The second Blackball Readers and Writers Festival will take place at Queen’s Birthday Weekend, running from midday Saturday 30th May to Sunday evening. Part of the transition of the Coast from extraction, the festival uses the underground mine as a model to apply to literature. This year’s theme is activists, renegades and recluses. It will take place once again in the beautiful setting of the local school.
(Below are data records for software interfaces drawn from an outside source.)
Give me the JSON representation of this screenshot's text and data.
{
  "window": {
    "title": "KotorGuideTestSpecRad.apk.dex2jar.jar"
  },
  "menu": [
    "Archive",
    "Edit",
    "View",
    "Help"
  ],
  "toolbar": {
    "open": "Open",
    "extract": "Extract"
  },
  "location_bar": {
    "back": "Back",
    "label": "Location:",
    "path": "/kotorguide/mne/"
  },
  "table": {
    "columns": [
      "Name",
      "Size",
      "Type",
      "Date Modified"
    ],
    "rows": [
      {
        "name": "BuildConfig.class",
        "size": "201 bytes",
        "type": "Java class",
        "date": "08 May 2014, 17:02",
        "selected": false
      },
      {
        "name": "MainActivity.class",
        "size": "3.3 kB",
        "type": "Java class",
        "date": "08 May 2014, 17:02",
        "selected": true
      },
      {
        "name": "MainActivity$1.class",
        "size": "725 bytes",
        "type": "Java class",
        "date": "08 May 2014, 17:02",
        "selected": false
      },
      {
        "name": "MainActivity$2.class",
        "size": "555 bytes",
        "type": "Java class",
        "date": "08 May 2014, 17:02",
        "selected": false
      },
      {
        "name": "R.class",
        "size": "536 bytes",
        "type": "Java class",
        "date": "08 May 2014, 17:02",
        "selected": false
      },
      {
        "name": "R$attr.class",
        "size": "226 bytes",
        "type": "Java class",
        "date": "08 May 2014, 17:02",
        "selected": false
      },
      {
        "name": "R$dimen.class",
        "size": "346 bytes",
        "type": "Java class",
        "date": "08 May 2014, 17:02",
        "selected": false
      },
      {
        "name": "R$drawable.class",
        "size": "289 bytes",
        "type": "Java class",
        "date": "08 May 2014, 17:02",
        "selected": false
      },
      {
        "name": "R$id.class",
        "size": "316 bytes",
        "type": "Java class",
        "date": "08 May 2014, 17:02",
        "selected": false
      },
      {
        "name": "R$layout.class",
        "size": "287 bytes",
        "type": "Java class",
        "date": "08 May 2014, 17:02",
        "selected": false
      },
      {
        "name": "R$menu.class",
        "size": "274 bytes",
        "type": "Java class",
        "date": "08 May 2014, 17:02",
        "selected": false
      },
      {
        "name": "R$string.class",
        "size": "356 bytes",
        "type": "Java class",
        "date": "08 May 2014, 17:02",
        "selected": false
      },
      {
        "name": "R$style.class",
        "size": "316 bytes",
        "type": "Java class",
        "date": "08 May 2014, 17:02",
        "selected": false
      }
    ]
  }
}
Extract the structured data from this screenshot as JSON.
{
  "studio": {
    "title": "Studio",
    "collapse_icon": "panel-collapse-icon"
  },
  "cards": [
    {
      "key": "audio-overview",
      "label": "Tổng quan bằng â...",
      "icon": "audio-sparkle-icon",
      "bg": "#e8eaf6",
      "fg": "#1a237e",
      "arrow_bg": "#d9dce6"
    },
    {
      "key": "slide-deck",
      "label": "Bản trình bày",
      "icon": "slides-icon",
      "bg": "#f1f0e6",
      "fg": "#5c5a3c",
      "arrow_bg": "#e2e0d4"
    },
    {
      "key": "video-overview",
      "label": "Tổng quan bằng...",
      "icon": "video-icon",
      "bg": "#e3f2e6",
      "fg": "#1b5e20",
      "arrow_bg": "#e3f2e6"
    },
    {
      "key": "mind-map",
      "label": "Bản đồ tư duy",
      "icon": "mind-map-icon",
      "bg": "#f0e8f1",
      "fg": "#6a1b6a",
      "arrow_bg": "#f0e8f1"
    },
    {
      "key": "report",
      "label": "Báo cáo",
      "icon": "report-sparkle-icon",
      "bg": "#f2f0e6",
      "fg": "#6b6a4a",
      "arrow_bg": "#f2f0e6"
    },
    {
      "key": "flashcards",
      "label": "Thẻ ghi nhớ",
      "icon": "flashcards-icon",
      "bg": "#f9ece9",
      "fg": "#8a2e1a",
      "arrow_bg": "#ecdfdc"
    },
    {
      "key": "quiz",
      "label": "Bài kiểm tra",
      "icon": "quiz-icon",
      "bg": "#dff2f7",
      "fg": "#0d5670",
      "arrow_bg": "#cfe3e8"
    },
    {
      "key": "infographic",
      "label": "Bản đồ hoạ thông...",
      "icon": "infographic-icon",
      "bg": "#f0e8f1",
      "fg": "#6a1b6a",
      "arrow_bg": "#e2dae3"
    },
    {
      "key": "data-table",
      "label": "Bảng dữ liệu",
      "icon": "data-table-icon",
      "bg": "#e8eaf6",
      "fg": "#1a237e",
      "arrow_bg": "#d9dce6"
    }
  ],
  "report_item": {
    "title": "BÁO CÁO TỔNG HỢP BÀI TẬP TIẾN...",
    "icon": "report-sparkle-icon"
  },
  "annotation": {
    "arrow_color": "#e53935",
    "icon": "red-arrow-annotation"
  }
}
Pat White and David Young will ‘recover’ the work of Greymouth born, Peter Hooper, poet, teacher, novelist, environmentalist and mentor to young writers. Choosing to stay and write on the Coast, he was in some ways, a tragic figure. Pat White will then read some of his own poems. After dinner, Paul Maunder’s Waiting for Greta, a remake of the theatre classic Waiting for Godot will be performed. Sunday morning, Paddy Richardson will talk with Becky Manawatu, whose first novel, Auē, dealing with ‘kids, gangs and curdled masculinity’, has been very well received. Elspeth Sandys will then speak with David Young about her extensive writing life with a focus on her last work A Communist in the Family: Searching for Rewi Alley, a story that combines family memoir, biography, history and travelogue. After lunch Paul Maunder will talk with Nicky Hager, NZ’s best known investigative Journalist, whose books have covered environmental, political and military skulduggery. How did his work begin? What is the role of the journalist-writer, what is the methodology, what are the ethical issues? The afternoon will conclude with a panel discussion of writers, their source material and their motivation, chaired by Kennedy Warne. Tim Jones, whose latest novel is a Cli-Fi book, Where we land will be joined by Kathleen Gallagher, whose recent novel Inangahua Gold is inspired by local history and environment and Sandra Arnold, whose work ranges from the description of a mother daughter relationship during a battle with cancer to her recent historical novel, The ash, the well and the bluebell which begins with the Christchurch earthquake. The festival will include with a dinner at which people can read a letter of importance in their lives, as part of the festival’s aim to resurrect the art of the letter.
Full festival: $80, including lunches and Saturday dinner.